_Required work_
Only lines containing the word "name" are needed; pull them out of the material.

##### Provided material #####

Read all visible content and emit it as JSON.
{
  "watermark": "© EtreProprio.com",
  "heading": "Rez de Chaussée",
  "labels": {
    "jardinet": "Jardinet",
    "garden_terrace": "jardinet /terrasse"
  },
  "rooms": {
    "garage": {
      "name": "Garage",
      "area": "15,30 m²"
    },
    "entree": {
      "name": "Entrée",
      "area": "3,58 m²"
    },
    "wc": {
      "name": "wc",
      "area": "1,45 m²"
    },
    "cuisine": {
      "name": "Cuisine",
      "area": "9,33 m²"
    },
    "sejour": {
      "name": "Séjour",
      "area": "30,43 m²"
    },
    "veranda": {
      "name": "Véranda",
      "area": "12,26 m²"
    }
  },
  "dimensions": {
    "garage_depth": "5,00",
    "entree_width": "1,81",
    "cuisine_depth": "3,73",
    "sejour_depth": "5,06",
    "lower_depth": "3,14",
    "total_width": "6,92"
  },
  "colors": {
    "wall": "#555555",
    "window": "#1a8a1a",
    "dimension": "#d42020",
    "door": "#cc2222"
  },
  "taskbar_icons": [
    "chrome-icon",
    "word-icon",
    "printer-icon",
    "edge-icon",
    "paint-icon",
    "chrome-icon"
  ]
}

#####

_Written solution_
      "name": "Garage",
      "name": "Entrée",
      "name": "wc",
      "name": "Cuisine",
      "name": "Séjour",
      "name": "Véranda",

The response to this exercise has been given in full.